[Data under study]:
<<<<

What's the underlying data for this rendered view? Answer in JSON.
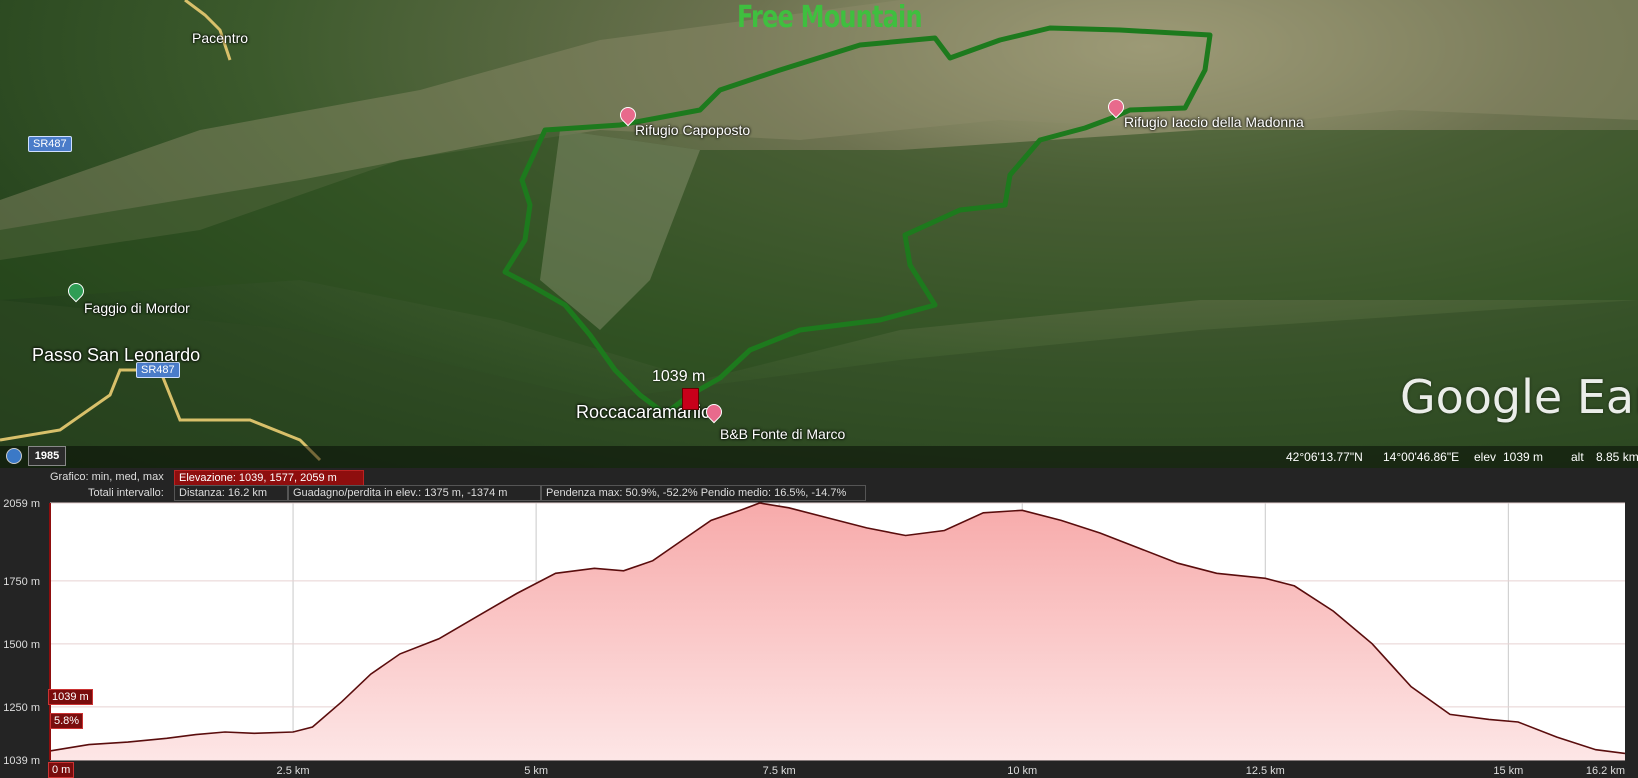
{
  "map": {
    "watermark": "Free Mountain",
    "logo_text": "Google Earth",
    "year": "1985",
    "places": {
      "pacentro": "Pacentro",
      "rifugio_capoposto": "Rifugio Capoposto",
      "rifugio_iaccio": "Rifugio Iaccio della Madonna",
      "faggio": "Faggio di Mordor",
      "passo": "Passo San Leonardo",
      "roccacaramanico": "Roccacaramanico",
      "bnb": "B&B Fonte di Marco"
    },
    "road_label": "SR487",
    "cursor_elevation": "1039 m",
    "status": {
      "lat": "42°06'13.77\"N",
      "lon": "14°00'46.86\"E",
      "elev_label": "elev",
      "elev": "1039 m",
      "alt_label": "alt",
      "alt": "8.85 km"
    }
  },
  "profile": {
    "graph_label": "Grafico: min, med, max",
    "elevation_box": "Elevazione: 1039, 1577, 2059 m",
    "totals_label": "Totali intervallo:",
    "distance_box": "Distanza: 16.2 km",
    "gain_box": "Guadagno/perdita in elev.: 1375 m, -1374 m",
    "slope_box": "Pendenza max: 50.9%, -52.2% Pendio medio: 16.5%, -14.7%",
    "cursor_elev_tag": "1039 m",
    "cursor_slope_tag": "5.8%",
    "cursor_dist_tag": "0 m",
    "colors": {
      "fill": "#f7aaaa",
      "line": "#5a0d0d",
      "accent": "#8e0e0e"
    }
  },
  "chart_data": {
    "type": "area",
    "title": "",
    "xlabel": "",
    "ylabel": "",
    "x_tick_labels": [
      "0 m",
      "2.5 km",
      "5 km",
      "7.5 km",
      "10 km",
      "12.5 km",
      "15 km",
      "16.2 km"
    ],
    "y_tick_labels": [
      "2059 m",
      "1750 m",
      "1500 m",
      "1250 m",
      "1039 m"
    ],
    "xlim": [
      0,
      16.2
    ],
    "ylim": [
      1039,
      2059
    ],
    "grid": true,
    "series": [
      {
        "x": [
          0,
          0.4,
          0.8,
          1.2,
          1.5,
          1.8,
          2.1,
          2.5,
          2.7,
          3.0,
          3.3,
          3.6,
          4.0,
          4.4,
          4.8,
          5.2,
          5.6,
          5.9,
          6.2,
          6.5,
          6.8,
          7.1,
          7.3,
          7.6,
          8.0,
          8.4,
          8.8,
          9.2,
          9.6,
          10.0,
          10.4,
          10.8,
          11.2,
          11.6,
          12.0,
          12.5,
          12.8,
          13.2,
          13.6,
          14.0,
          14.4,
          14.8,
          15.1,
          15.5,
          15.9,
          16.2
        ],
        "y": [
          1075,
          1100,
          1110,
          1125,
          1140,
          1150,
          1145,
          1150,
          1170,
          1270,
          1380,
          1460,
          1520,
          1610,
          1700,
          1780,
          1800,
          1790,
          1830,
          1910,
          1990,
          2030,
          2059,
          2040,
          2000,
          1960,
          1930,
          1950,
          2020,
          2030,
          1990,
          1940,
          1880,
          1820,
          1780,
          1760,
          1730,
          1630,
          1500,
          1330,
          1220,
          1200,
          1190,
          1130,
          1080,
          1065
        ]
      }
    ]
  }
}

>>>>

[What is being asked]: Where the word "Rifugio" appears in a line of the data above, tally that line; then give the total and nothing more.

[Written answer]: 2